such as emissions reports that need to be completed by a large number of
international car makers. Therefore, each individual car company stands to
benefit in terms of the cost and time requirements to create those reports if
they band together to create a common SaaS model, which is not available today.
Another aspect of the community cloud concept is an industry
exchange for information. For example, certain in-car controls created by big
automobiles, collect and track information about collisions on the highway. If
I get into an accident, information about it is automatically passed on to a
help desk that handles my automated request for help. Aggregating the support
for those information stores among multiple car companies represents substantial
cost savings, as well as the ability to get better geographical coverage.
So community cloud can create some valuable synergies among
different companies, even though they may be competitors. In that sense, this
idea is similar to relationships that are commonplace in other areas. For
example, Microsoft, IBM, HP and Oracle collaborate on projects like SOA
standards or security standards, even though they are competitors in many
enterprises traditionally have to spend a significant amount of time thinking
about things like business continuity and disaster recovery. How do you think
those considerations are impacted by the cloud?
provides you things like standby server support, replication, and log shipping out
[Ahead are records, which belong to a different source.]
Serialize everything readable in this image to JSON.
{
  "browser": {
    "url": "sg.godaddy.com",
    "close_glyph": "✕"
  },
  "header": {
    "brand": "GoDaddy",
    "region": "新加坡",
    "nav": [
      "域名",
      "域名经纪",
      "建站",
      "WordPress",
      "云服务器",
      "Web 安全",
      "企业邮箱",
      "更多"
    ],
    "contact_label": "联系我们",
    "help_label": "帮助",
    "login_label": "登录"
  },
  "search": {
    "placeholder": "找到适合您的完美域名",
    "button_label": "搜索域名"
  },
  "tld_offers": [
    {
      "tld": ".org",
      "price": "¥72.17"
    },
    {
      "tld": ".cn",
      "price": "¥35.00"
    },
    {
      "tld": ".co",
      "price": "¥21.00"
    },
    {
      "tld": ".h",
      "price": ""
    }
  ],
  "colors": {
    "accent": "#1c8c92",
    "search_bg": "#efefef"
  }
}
of the box, although there is of course the issue of how trusted they are. Large
providers are providing very good SLA commitments, and I have written on the
topic of infrastructure-as-a-service acting as a disaster recovery platform.
Disaster recovery and that sort of thing follow naturally
from some of the basic tenets of cloud, since things are automatically copied
and replicated, for example. And the tools are also available as part of the platform
to get back your old data from your replicated versions.
Of course, enterprises have to go through certain studies
and proofs of concept there, to figure out how cloud suits their particular
scenarios, but for applications that are already hosted on the cloud, there is
definitely a simple alternative to conventional backup and disaster recovery.
Robert: People have
speculated that server shipments might decline as a result of virtualization
innovation and now the cloud, but that hasn't happened. How do you see these
technologies impacting the need for servers?
are continuing to increase, and in fact, the presence of the cloud helps to
accelerate that growth. Data volumes are growing, and what we want to do with
them is also. What cloud is really giving you is that you don't have to spend
lot of your time thinking about how much compute power to have in reserve to
avoid going over capacity and losing business.
concludes my planned questions for today. Is there anything else that you would
like to talk about?
touch back on the community cloud concept, it is very difficult to achieve SaaS
using a common package that suits every enterprise. You need customization,
which is going to be available in the form of PaaS, and how well you provide integration
from your on-premises systems will be a key differentiator as businesses try to
focus on generating business value instead of using their resources on
A lot of the new offerings are pretty exciting, but we still
need a lot of case studies and proofs of concept to illuminate the path for
enterprises to follow in adopting cloud. There are still a lot of issues to
work through, including vendor lock-in and many others, but ultimately the
effort will be worth it, and businesses on the whole will benefit.
for taking the time to talk today, Srini. I really appreciate your insights.